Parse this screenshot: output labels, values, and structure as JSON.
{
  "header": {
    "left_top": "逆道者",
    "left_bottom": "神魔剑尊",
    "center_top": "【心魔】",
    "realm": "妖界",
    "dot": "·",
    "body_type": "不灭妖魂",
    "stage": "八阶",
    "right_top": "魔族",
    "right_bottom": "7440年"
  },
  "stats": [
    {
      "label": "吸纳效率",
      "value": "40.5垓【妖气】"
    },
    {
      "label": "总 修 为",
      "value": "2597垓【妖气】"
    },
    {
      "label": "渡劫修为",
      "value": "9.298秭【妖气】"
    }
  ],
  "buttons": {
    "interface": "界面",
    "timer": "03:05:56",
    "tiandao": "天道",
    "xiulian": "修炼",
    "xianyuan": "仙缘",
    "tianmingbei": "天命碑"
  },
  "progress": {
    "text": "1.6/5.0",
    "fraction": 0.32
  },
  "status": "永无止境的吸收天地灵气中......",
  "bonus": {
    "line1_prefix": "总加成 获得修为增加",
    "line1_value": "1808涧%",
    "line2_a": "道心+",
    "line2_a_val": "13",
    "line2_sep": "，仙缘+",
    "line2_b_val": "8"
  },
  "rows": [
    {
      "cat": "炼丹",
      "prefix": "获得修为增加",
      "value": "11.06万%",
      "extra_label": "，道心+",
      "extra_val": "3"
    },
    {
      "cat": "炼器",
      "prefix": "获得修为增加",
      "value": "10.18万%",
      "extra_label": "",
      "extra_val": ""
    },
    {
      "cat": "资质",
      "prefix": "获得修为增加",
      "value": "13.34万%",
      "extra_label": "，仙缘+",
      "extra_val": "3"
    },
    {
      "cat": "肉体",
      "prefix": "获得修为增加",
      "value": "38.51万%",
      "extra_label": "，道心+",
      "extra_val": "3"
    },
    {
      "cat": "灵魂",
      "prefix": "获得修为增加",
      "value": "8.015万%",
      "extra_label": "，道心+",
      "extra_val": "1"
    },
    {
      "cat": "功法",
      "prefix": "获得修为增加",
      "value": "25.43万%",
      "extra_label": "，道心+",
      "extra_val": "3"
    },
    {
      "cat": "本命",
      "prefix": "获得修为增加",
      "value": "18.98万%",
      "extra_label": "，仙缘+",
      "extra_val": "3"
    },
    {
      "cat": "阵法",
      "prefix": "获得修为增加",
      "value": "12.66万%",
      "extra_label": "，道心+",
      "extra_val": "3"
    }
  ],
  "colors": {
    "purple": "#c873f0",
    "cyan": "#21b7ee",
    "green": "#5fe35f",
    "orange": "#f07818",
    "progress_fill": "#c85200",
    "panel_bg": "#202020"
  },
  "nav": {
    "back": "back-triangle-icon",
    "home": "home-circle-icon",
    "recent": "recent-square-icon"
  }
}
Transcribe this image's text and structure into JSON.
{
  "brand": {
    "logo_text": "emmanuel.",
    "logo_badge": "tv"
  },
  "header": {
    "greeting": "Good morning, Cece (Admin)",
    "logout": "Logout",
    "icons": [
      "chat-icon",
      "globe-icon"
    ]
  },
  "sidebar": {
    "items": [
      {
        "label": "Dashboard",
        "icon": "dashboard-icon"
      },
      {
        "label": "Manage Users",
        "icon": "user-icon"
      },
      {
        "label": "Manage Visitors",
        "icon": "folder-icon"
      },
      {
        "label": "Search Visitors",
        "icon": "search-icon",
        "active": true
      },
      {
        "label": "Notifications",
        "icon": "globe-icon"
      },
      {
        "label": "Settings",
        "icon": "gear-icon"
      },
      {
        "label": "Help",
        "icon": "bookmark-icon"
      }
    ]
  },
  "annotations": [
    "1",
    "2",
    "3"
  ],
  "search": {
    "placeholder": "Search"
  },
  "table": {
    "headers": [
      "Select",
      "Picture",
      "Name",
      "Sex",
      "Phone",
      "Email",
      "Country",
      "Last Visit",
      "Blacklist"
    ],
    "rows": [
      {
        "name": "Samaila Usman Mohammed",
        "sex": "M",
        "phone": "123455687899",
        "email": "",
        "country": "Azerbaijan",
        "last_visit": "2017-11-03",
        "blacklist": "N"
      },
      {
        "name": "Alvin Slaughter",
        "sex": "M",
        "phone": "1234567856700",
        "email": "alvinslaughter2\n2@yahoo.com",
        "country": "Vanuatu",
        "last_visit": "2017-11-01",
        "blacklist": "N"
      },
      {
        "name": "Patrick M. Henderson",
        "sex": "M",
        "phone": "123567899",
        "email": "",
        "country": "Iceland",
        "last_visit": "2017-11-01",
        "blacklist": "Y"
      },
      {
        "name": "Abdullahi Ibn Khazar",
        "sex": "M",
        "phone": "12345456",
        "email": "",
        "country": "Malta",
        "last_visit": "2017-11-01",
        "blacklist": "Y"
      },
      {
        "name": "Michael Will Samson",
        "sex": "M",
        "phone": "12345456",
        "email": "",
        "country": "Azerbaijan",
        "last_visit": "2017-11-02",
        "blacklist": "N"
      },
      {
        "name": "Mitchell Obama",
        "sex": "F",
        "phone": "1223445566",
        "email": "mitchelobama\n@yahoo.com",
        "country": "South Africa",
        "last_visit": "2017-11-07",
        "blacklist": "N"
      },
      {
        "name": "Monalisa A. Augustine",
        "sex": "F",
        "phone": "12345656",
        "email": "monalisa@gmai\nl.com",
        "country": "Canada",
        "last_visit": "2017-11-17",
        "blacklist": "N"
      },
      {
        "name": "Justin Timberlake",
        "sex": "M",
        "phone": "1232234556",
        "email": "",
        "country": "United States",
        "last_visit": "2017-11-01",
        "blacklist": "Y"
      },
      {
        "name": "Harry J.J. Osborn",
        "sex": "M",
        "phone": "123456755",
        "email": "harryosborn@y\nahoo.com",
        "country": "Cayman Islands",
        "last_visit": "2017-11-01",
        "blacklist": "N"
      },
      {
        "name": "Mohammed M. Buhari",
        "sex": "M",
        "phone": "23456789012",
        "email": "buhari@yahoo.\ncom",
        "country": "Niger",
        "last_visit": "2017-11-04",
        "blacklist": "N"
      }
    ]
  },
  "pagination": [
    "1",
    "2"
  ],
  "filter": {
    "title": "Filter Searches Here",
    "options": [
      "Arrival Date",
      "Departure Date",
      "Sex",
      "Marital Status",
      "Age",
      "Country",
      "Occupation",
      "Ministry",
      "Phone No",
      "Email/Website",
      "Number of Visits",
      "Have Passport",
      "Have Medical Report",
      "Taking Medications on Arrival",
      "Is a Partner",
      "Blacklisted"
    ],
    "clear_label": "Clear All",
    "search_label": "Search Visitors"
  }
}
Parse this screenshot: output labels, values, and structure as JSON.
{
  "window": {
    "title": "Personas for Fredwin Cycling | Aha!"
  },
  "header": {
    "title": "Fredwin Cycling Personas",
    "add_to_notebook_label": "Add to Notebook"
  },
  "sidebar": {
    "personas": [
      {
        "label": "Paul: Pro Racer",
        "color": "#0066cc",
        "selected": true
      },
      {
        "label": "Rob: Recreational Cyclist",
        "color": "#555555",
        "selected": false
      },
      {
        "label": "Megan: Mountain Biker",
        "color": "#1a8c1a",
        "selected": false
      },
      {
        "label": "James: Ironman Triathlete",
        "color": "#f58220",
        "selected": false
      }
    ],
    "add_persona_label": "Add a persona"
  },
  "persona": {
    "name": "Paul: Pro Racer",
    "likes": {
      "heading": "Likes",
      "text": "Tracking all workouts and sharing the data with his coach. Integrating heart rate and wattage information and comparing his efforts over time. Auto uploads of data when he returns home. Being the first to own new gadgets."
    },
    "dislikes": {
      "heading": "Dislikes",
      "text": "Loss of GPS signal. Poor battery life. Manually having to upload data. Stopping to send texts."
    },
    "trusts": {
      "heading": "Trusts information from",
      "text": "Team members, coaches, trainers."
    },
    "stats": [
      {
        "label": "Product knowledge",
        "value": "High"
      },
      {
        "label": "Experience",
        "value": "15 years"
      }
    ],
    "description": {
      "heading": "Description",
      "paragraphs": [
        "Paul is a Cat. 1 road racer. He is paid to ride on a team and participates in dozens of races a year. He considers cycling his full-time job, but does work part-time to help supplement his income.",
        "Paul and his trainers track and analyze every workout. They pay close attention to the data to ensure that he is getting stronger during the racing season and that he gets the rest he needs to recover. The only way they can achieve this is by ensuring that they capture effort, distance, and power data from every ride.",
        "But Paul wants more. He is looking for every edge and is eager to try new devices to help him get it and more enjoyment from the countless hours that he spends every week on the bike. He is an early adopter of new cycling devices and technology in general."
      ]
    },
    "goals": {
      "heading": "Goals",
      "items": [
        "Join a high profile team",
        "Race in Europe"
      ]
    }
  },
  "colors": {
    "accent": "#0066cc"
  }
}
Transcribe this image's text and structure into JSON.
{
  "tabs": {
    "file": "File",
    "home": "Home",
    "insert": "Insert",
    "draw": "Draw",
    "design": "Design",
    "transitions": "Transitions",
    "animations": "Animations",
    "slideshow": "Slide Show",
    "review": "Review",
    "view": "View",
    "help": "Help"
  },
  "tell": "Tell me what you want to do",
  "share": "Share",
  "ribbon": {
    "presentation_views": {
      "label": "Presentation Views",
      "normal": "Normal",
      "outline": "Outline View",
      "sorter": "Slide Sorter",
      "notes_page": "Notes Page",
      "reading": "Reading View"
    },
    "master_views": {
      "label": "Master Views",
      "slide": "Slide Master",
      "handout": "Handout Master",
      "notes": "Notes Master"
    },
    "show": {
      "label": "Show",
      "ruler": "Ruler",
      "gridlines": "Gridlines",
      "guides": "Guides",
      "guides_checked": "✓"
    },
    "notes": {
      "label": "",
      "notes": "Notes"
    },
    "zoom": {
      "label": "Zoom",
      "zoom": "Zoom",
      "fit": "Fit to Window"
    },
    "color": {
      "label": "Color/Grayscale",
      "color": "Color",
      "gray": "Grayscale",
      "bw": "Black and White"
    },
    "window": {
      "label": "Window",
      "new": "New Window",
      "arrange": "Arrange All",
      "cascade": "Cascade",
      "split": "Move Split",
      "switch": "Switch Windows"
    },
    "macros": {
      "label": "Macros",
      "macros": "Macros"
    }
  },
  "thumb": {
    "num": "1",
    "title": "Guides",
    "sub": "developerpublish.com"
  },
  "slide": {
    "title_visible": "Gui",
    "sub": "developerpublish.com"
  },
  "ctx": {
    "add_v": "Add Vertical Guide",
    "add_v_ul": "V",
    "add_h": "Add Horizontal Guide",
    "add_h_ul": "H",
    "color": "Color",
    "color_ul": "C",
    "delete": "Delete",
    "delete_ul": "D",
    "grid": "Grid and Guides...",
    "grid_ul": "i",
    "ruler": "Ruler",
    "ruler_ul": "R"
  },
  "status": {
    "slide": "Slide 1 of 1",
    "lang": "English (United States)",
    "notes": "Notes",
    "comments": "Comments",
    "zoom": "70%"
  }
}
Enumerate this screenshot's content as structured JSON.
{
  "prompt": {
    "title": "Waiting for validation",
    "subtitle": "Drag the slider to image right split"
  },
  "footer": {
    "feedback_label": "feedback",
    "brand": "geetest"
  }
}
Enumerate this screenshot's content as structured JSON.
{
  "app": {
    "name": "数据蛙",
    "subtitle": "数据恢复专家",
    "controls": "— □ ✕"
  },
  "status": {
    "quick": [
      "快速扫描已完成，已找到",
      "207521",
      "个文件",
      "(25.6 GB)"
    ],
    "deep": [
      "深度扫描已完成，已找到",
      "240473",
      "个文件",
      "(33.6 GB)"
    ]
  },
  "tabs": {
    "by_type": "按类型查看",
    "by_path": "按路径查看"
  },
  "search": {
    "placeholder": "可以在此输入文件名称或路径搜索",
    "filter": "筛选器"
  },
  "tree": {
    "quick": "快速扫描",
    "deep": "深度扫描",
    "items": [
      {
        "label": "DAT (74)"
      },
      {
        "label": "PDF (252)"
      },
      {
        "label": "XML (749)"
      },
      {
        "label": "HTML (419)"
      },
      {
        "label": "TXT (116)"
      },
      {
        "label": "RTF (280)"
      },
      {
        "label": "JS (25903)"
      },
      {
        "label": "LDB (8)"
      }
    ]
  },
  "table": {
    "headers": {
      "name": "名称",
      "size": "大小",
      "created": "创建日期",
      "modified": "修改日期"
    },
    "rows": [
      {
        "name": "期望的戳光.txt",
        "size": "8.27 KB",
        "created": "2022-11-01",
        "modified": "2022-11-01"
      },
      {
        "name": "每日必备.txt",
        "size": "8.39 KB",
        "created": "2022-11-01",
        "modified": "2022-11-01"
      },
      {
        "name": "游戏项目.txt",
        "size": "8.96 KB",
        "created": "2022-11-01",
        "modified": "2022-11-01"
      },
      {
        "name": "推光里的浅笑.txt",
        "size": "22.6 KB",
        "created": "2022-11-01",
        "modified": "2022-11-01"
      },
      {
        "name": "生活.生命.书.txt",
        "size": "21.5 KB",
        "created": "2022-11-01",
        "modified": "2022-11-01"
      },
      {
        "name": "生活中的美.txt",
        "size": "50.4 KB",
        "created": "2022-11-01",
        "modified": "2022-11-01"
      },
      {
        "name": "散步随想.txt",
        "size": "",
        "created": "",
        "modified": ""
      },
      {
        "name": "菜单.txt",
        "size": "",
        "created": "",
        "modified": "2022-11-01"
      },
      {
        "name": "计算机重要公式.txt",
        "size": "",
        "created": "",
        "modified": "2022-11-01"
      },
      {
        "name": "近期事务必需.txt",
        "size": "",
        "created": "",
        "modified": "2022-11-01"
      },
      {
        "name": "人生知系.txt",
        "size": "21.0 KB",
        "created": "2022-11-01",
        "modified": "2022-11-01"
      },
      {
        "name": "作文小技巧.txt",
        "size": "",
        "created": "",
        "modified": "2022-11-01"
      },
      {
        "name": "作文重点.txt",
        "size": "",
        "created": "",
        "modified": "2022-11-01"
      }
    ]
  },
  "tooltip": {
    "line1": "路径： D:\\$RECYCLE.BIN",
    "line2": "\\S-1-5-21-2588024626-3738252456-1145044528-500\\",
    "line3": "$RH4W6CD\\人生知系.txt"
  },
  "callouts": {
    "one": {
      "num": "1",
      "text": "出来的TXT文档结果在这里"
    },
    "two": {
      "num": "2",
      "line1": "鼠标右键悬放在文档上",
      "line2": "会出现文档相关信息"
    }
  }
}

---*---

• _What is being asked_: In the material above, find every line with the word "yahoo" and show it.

• _Answer for this exercise_:
        "email": "alvinslaughter2\n2@yahoo.com",
        "email": "mitchelobama\n@yahoo.com",
        "email": "buhari@yahoo.\ncom",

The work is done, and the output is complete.